Oftentimes we lament the consumerism of the season, but we can’t quite seem to back our sleigh ride away from that slippery slope. Over the years I’ve dabbled with various ideas of simplifying my celebrations to focus on what is most important to me: faith, family, and friends.

In my latest post at Life & Liberty Online Magazine, I wrote a sampling of ideas to help you be more deliberate about how you spend your time and money this holiday season. You can read the full text of the article over there, but here is the basic list broken down by three categories, gift-giving, cooking, and celebrations…

 

Put Joy (Back) Into Gift-Giving

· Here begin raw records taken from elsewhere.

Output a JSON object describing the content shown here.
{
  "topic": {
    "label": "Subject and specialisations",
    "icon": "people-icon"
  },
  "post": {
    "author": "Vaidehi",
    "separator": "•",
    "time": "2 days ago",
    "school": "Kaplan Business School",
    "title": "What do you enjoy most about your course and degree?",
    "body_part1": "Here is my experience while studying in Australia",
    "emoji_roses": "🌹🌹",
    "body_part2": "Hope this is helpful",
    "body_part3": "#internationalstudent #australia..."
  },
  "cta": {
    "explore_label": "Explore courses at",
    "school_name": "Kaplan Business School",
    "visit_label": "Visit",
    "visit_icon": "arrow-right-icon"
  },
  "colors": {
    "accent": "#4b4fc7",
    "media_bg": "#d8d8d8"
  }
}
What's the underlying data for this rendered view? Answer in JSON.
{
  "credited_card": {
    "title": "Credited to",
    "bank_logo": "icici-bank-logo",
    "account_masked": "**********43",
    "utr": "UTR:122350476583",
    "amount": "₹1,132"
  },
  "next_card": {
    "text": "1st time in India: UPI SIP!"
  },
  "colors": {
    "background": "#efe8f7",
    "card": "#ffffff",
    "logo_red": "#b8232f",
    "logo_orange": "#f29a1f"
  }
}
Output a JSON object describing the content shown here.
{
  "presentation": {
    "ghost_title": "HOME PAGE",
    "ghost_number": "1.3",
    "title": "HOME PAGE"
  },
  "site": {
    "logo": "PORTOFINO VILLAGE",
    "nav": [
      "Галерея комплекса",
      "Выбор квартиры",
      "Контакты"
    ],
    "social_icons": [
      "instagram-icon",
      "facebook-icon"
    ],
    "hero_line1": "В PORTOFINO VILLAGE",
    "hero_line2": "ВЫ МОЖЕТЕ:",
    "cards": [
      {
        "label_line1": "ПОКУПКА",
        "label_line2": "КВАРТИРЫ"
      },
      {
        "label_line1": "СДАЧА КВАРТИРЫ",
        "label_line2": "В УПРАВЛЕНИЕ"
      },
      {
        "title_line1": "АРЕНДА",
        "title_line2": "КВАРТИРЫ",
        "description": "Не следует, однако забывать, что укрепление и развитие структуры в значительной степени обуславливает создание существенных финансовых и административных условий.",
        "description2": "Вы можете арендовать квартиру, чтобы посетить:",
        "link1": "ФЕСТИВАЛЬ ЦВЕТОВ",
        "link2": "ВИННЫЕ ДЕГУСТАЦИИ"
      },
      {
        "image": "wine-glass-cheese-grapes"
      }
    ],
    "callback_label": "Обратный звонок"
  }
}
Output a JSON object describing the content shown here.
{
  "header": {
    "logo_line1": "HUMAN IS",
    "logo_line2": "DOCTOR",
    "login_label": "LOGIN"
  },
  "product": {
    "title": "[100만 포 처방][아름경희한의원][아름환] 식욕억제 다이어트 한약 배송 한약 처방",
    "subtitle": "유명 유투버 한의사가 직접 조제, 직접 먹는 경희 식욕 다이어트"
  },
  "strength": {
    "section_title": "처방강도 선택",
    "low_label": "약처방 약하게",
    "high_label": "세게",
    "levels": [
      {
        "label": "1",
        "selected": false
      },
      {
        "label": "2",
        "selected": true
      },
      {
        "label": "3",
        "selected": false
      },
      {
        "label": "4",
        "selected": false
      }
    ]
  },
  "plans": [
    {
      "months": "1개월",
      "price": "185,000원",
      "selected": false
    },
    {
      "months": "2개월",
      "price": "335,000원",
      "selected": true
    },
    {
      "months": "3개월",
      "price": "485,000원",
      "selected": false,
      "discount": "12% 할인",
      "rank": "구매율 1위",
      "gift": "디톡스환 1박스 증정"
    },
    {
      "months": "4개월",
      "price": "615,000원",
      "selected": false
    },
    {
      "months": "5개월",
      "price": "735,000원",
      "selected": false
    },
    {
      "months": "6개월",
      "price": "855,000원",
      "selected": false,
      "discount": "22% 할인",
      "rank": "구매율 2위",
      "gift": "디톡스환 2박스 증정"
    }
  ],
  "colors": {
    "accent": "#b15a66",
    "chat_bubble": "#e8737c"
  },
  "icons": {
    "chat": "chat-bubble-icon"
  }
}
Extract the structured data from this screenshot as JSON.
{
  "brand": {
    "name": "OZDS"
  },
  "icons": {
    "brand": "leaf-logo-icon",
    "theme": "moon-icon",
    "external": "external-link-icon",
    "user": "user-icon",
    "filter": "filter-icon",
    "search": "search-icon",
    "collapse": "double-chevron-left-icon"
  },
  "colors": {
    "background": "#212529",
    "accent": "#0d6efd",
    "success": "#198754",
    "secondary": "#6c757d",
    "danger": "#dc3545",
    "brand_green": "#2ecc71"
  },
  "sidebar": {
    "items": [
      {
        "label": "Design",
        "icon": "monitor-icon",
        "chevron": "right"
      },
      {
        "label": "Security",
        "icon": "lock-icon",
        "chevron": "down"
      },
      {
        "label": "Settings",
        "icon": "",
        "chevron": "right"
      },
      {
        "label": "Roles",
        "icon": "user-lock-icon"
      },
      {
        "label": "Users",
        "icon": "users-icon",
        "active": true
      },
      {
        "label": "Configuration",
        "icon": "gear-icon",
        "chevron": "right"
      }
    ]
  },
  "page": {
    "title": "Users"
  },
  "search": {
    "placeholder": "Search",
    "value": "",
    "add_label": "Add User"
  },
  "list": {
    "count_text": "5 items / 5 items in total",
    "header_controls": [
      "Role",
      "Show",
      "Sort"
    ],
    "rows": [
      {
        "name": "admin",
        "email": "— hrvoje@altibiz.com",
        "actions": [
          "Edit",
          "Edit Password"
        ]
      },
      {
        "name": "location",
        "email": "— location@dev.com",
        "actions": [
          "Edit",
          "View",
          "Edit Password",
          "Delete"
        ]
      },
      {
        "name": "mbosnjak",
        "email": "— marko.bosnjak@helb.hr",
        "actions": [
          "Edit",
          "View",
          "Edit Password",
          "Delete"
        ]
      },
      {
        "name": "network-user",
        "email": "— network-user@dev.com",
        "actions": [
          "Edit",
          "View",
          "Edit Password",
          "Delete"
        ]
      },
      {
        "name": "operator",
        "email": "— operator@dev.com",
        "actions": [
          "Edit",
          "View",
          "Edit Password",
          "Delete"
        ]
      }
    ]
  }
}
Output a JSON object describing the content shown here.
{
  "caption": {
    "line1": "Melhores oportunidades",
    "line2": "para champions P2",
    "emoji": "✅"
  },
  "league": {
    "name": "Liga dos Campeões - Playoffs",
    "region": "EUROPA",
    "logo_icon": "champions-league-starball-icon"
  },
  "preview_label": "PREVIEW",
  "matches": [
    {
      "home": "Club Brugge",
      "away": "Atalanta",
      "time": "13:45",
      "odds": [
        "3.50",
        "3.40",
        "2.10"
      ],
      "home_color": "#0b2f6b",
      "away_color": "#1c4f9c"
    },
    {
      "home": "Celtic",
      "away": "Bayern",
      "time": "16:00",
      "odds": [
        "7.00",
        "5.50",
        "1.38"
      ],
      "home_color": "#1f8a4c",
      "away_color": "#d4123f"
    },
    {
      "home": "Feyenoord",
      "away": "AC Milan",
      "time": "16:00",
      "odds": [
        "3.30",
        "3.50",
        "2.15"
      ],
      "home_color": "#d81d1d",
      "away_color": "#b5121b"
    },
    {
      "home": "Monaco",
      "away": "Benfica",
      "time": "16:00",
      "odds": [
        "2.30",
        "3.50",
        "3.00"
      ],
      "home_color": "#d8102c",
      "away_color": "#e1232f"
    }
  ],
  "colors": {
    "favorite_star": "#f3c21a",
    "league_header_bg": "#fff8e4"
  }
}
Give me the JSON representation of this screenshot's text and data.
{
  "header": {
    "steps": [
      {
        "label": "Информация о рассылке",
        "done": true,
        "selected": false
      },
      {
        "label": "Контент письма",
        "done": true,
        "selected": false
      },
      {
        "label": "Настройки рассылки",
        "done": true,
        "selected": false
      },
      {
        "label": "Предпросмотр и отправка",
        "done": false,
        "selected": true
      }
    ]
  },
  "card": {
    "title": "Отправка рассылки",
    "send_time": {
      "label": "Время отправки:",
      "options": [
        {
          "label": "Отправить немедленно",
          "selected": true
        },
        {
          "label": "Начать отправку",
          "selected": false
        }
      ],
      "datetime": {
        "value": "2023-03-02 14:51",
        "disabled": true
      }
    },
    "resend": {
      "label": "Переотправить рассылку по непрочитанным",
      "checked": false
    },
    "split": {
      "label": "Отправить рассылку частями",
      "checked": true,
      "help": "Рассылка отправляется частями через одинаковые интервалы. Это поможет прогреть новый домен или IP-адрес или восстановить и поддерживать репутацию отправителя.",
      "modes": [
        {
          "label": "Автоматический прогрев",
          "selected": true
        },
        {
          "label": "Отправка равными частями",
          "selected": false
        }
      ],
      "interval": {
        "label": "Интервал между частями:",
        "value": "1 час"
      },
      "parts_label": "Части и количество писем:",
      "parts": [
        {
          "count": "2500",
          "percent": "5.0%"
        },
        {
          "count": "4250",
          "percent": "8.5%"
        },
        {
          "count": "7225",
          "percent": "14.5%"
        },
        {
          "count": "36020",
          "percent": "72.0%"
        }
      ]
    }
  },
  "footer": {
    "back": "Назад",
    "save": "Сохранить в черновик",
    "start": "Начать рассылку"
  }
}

  1. Shorten the gift-giving list.
  2. Make gifts using a craft or skill that is truly enjoyable.
  3. Create gift baskets.
  4. Make a music mix.
  5. Give a copy of a favorite book.
  6. Give gift cards/certificates.
  7. Give a membership.
  8. Write an original story or poetry collection and give it as a gift.
  9. Give yourself permission to give the same gift to more than one person on your list.
  10. Give family gifts.

For more on any of these gift-giving ideas, read my full commentary on my post, “Tis the Season to Simplify,” at Life & Liberty.

 

Cook Up some Holiday Spirit

  1. Consider potluck.
  2. Say “yes” when someone offers to bring something.
  3. Choose simpler preparations for at least some of your dishes.
  4. Stick with what you know.

For more on any of these cooking ideas, read my full commentary on my post, “Tis the Season to Simplify,” at Life & Liberty.

 

Keep the Merry in Your Merry-Making

  1. Rethink “White Elephant” parties.
  2. Make kits to give away to charities.
  3. Enjoy the arts together.
  4. See the lights!
  5. Serve together.
  6. Make a special treat or meal together.
  7. Reschedule your celebration for a less-rushed time.

For more on any of these celebration ideas, read my full commentary on my post, “Tis the Season to Simplify,” at Life & Liberty.

 

Pick and choose from this list, take or leave what works for you and helps you have the most joy this holiday season.

Come As You Are Christmas

ComeAsYouAre

I don’t know how you feel about getting dressed up, but I used to fight it like mad. In this “Come As You Are Christmas” sermon that I preached at a nearby church for Christmas Eve, I play with this idea of dressing up. What kind of attire impresses God? The Bible story about the shepherds learning about the newborn savior gives us some important clues about what it takes to get God’s attention (See Luke 2:1-20).

Click the title below to read the sermon at Life & Liberty:

Come As You Are Christmas